• Exercise objective: I need the records below restated word for word, without their pictures.

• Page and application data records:
=== Section Start ===

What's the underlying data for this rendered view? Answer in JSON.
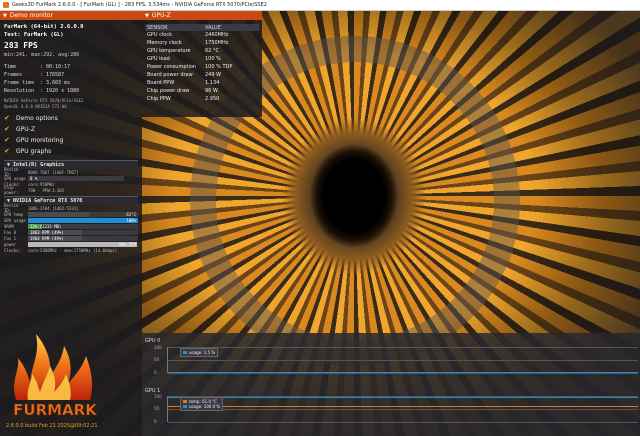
{
  "window": {
    "title": "Geeks3D FurMark 2.6.0.0 - [ FurMark (GL) ] - 283 FPS, 3.534ms - NVIDIA GeForce RTX 5070/PCIe/SSE2"
  },
  "demo_monitor": {
    "header": "Demo monitor",
    "title_line": "FurMark (64-bit) 2.6.0.0",
    "test_line": "Test: FurMark (GL)",
    "fps": "283 FPS",
    "minmaxavg": "min:241, max:292, avg:286",
    "stats": [
      {
        "k": "Time",
        "v": ": 00:10:17"
      },
      {
        "k": "Frames",
        "v": ": 176587"
      },
      {
        "k": "Frame time",
        "v": ": 3.603 ms"
      },
      {
        "k": "Resolution",
        "v": ": 1920 x 1080"
      }
    ],
    "gl_renderer": "NVIDIA GeForce RTX 5070/PCIe/SSE2",
    "gl_version": "OpenGL 4.6.0 NVIDIA 572.00",
    "options": [
      {
        "label": "Demo options"
      },
      {
        "label": "GPU-Z"
      },
      {
        "label": "GPU monitoring"
      },
      {
        "label": "GPU graphs"
      }
    ]
  },
  "intel_gpu": {
    "header": "Intel(R) Graphics",
    "rows": [
      {
        "k": "Device ID:",
        "v": "8086-7D67 [1A0F-7D67]"
      },
      {
        "k": "GPU usage",
        "bar": "0 %"
      },
      {
        "k": "Clocks:",
        "v": "core:950MHz"
      },
      {
        "k": "Chip power:",
        "v": "79W - PPW:3.305"
      }
    ]
  },
  "nvidia_gpu": {
    "header": "NVIDIA GeForce RTX 5070",
    "device": "10DE-2F04 [1462-5331]",
    "rows": [
      {
        "k": "GPU temp",
        "text": "61°C",
        "fill": 0.55,
        "color": "#4a4a52"
      },
      {
        "k": "GPU usage",
        "text": "100%",
        "fill": 1.0,
        "color": "#1f8fd4"
      },
      {
        "k": "VRAM",
        "text": "13% (1233 MB)",
        "fill": 0.13,
        "color": "#4a9a4a"
      },
      {
        "k": "Fan 0",
        "text": "1863 RPM (49%)",
        "fill": 0.49,
        "color": "#4a4a52"
      },
      {
        "k": "Fan 1",
        "text": "1964 RPM (49%)",
        "fill": 0.49,
        "color": "#4a4a52"
      },
      {
        "k": "power",
        "text": "99% TDP",
        "fill": 0.99,
        "color": "#b8b8b8"
      }
    ],
    "clocks": "core:2460MHz - mem:1750MHz (14.0Gbps)"
  },
  "logo_text": "FURMARK",
  "build": "2.6.0.0 build Feb 21 2025@09:02:21",
  "gpuz": {
    "header": "GPU-Z",
    "col_sensor": "SENSOR",
    "col_value": "VALUE",
    "rows": [
      {
        "s": "GPU clock",
        "v": "2460MHz"
      },
      {
        "s": "Memory clock",
        "v": "1750MHz"
      },
      {
        "s": "GPU temperature",
        "v": "62 °C"
      },
      {
        "s": "GPU load",
        "v": "100 %"
      },
      {
        "s": "Power consumption",
        "v": "100 % TDP"
      },
      {
        "s": "Board power draw",
        "v": "249 W"
      },
      {
        "s": "Board PPW",
        "v": "1.134"
      },
      {
        "s": "Chip power draw",
        "v": "96 W"
      },
      {
        "s": "Chip PPW",
        "v": "2.950"
      }
    ]
  },
  "graphs": {
    "gpu0": {
      "label": "GPU 0",
      "ticks": [
        "100",
        "50",
        "0"
      ],
      "legend": [
        "usage: 1.5 %"
      ]
    },
    "gpu1": {
      "label": "GPU 1",
      "ticks": [
        "100",
        "50",
        "0"
      ],
      "legend": [
        "temp: 61.0 °C",
        "usage: 100.0 %"
      ]
    },
    "colors": {
      "usage": "#1f8fd4",
      "temp": "#e8741a"
    }
  }
}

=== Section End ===

• Answer section:
What's the underlying data for this rendered view? Answer in JSON.
{
  "window": {
    "title": "Geeks3D FurMark 2.6.0.0 - [ FurMark (GL) ] - 283 FPS, 3.534ms - NVIDIA GeForce RTX 5070/PCIe/SSE2"
  },
  "demo_monitor": {
    "header": "Demo monitor",
    "title_line": "FurMark (64-bit) 2.6.0.0",
    "test_line": "Test: FurMark (GL)",
    "fps": "283 FPS",
    "minmaxavg": "min:241, max:292, avg:286",
    "stats": [
      {
        "k": "Time",
        "v": ": 00:10:17"
      },
      {
        "k": "Frames",
        "v": ": 176587"
      },
      {
        "k": "Frame time",
        "v": ": 3.603 ms"
      },
      {
        "k": "Resolution",
        "v": ": 1920 x 1080"
      }
    ],
    "gl_renderer": "NVIDIA GeForce RTX 5070/PCIe/SSE2",
    "gl_version": "OpenGL 4.6.0 NVIDIA 572.00",
    "options": [
      {
        "label": "Demo options"
      },
      {
        "label": "GPU-Z"
      },
      {
        "label": "GPU monitoring"
      },
      {
        "label": "GPU graphs"
      }
    ]
  },
  "intel_gpu": {
    "header": "Intel(R) Graphics",
    "rows": [
      {
        "k": "Device ID:",
        "v": "8086-7D67 [1A0F-7D67]"
      },
      {
        "k": "GPU usage",
        "bar": "0 %"
      },
      {
        "k": "Clocks:",
        "v": "core:950MHz"
      },
      {
        "k": "Chip power:",
        "v": "79W - PPW:3.305"
      }
    ]
  },
  "nvidia_gpu": {
    "header": "NVIDIA GeForce RTX 5070",
    "device": "10DE-2F04 [1462-5331]",
    "rows": [
      {
        "k": "GPU temp",
        "text": "61°C",
        "fill": 0.55,
        "color": "#4a4a52"
      },
      {
        "k": "GPU usage",
        "text": "100%",
        "fill": 1.0,
        "color": "#1f8fd4"
      },
      {
        "k": "VRAM",
        "text": "13% (1233 MB)",
        "fill": 0.13,
        "color": "#4a9a4a"
      },
      {
        "k": "Fan 0",
        "text": "1863 RPM (49%)",
        "fill": 0.49,
        "color": "#4a4a52"
      },
      {
        "k": "Fan 1",
        "text": "1964 RPM (49%)",
        "fill": 0.49,
        "color": "#4a4a52"
      },
      {
        "k": "power",
        "text": "99% TDP",
        "fill": 0.99,
        "color": "#b8b8b8"
      }
    ],
    "clocks": "core:2460MHz - mem:1750MHz (14.0Gbps)"
  },
  "logo_text": "FURMARK",
  "build": "2.6.0.0 build Feb 21 2025@09:02:21",
  "gpuz": {
    "header": "GPU-Z",
    "col_sensor": "SENSOR",
    "col_value": "VALUE",
    "rows": [
      {
        "s": "GPU clock",
        "v": "2460MHz"
      },
      {
        "s": "Memory clock",
        "v": "1750MHz"
      },
      {
        "s": "GPU temperature",
        "v": "62 °C"
      },
      {
        "s": "GPU load",
        "v": "100 %"
      },
      {
        "s": "Power consumption",
        "v": "100 % TDP"
      },
      {
        "s": "Board power draw",
        "v": "249 W"
      },
      {
        "s": "Board PPW",
        "v": "1.134"
      },
      {
        "s": "Chip power draw",
        "v": "96 W"
      },
      {
        "s": "Chip PPW",
        "v": "2.950"
      }
    ]
  },
  "graphs": {
    "gpu0": {
      "label": "GPU 0",
      "ticks": [
        "100",
        "50",
        "0"
      ],
      "legend": [
        "usage: 1.5 %"
      ]
    },
    "gpu1": {
      "label": "GPU 1",
      "ticks": [
        "100",
        "50",
        "0"
      ],
      "legend": [
        "temp: 61.0 °C",
        "usage: 100.0 %"
      ]
    },
    "colors": {
      "usage": "#1f8fd4",
      "temp": "#e8741a"
    }
  }
}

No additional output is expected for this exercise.